__EXERCISE INSTRUCTIONS__:
For the word "title", find each line in the entries where it occurs and copy that line.

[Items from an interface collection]
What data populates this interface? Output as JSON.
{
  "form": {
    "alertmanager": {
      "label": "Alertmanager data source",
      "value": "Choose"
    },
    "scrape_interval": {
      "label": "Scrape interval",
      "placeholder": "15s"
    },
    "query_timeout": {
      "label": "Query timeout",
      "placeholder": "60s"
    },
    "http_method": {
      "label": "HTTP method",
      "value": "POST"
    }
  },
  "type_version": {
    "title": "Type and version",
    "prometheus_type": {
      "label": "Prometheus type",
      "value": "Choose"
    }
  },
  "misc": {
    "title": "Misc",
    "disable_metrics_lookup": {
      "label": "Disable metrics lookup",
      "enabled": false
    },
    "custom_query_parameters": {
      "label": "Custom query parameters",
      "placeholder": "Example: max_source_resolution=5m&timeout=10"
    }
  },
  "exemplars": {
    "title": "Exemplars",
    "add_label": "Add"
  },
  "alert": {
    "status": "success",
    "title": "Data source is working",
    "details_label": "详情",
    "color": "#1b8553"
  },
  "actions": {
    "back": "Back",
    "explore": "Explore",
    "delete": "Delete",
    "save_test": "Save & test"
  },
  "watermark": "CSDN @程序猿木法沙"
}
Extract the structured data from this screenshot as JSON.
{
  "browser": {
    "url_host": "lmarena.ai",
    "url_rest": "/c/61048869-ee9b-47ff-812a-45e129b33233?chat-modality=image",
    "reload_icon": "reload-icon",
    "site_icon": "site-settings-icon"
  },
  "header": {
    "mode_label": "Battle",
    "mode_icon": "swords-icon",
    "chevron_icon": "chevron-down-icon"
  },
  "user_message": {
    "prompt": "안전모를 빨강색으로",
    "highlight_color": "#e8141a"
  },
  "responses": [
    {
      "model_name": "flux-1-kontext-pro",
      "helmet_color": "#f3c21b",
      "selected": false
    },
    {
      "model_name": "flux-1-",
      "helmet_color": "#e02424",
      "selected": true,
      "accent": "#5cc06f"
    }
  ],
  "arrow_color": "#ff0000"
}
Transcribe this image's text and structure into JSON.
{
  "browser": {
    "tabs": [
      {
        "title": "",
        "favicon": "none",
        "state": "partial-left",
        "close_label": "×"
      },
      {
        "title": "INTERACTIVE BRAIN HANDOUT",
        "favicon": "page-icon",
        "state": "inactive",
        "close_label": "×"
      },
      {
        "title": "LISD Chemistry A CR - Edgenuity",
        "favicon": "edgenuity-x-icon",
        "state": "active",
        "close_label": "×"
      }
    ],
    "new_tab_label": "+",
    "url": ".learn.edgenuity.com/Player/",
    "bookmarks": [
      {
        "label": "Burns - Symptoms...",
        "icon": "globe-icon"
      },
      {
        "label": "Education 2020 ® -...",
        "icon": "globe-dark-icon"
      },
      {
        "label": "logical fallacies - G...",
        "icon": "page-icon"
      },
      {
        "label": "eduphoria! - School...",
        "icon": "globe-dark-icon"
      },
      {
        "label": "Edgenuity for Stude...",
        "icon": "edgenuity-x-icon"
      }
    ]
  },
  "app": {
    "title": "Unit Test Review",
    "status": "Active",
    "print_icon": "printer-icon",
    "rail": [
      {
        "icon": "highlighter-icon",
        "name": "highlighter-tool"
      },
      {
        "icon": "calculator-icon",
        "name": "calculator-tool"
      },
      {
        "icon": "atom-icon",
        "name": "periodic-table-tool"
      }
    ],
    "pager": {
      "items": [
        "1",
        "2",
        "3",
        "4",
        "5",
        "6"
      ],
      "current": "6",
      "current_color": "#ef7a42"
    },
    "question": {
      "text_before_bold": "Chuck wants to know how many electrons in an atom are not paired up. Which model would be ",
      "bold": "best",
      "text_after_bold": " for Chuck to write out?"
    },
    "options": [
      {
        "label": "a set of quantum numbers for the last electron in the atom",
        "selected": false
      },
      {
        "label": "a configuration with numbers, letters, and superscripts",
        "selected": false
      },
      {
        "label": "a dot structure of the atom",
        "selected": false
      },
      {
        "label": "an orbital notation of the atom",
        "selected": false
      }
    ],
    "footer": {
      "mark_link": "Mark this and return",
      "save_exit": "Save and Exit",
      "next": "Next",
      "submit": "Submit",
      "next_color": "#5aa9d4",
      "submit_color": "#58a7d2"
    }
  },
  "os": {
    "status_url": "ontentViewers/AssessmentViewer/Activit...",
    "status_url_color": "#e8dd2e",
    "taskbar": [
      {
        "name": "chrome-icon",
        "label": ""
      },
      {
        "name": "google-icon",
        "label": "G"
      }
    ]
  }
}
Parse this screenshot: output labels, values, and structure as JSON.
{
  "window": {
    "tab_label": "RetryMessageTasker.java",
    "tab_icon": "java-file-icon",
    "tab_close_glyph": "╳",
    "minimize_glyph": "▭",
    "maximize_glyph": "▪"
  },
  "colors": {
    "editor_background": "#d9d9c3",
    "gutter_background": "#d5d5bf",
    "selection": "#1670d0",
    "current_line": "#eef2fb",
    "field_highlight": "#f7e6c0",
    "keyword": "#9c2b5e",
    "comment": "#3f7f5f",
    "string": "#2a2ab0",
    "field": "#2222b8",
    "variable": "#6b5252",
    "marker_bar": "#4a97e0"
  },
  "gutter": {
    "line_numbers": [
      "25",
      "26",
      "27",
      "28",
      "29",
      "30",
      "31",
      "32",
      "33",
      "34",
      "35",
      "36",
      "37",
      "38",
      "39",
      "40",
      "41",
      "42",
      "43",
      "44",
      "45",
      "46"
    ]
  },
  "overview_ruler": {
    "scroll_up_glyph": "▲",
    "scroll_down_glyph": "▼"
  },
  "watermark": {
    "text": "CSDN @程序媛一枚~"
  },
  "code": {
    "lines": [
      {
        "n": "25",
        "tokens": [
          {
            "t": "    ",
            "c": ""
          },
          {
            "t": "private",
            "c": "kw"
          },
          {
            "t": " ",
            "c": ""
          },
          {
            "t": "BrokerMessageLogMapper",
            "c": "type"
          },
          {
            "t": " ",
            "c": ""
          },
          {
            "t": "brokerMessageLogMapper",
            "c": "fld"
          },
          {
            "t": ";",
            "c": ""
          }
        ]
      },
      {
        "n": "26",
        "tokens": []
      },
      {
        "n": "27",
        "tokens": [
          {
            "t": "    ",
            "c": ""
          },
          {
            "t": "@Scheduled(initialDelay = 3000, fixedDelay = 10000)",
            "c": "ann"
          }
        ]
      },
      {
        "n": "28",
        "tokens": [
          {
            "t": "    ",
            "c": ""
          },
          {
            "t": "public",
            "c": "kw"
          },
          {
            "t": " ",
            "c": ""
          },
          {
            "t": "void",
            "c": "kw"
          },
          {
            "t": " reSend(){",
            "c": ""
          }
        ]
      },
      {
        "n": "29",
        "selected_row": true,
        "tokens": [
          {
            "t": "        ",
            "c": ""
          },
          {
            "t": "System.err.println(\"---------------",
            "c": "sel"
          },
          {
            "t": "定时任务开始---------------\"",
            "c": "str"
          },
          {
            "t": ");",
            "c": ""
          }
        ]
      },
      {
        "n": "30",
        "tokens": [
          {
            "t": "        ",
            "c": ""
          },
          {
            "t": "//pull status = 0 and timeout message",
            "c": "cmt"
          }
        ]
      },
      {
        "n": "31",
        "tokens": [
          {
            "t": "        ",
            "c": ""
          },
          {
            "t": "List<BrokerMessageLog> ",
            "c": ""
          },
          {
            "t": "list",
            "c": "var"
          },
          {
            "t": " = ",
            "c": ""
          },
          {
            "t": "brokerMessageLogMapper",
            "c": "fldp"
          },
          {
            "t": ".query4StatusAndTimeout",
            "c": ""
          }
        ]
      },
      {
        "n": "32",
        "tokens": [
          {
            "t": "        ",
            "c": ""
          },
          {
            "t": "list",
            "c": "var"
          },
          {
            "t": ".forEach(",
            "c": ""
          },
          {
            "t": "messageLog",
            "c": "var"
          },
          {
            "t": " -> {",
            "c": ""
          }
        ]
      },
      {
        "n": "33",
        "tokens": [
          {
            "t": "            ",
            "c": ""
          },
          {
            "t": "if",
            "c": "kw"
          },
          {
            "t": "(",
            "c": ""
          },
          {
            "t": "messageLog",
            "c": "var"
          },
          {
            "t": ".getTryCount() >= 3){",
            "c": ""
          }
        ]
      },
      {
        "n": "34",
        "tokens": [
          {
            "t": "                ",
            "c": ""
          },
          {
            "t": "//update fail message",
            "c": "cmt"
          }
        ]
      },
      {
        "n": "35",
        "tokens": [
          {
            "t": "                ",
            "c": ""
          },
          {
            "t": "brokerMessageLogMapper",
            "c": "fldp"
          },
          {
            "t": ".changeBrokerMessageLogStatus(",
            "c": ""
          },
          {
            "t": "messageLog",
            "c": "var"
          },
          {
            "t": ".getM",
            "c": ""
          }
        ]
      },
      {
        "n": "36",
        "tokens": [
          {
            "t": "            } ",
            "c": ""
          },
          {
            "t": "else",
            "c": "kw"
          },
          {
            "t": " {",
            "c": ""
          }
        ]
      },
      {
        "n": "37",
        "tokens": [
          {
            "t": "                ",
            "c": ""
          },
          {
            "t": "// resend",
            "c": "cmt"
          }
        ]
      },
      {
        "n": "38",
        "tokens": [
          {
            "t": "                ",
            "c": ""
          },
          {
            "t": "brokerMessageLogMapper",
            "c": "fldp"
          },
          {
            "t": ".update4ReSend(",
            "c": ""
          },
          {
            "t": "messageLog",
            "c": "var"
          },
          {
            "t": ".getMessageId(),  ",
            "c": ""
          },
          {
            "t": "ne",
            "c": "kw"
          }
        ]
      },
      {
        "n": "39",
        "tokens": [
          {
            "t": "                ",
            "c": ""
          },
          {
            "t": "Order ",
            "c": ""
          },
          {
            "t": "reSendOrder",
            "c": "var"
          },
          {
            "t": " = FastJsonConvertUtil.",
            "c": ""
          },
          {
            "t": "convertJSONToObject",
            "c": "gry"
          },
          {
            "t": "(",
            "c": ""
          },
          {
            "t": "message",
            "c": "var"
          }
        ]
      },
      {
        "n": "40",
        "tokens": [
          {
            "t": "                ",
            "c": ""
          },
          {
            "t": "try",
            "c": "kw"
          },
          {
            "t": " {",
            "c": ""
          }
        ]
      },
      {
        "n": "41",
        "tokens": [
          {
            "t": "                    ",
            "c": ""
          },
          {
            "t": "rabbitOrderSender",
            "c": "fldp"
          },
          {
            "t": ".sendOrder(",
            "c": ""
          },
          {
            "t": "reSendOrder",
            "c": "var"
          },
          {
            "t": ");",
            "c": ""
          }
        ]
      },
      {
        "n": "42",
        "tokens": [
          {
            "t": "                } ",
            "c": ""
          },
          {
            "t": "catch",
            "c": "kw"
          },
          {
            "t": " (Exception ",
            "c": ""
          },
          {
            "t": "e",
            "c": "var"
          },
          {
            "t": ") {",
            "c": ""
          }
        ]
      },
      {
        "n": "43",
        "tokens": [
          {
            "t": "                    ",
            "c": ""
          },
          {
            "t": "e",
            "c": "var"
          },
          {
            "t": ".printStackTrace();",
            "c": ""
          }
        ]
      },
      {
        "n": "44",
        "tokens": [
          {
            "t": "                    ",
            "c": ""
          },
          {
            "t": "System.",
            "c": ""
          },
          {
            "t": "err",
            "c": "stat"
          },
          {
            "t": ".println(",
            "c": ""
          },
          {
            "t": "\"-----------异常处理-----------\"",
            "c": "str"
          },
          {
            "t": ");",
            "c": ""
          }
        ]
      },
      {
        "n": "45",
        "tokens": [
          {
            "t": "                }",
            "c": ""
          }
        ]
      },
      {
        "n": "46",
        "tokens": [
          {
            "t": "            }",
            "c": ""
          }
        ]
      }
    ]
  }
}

__RESPONSE BELOW__:
    "title": "Type and version",
    "title": "Misc",
    "title": "Exemplars",
    "title": "Data source is working",
        "title": "",
        "title": "INTERACTIVE BRAIN HANDOUT",
        "title": "LISD Chemistry A CR - Edgenuity",
    "title": "Unit Test Review",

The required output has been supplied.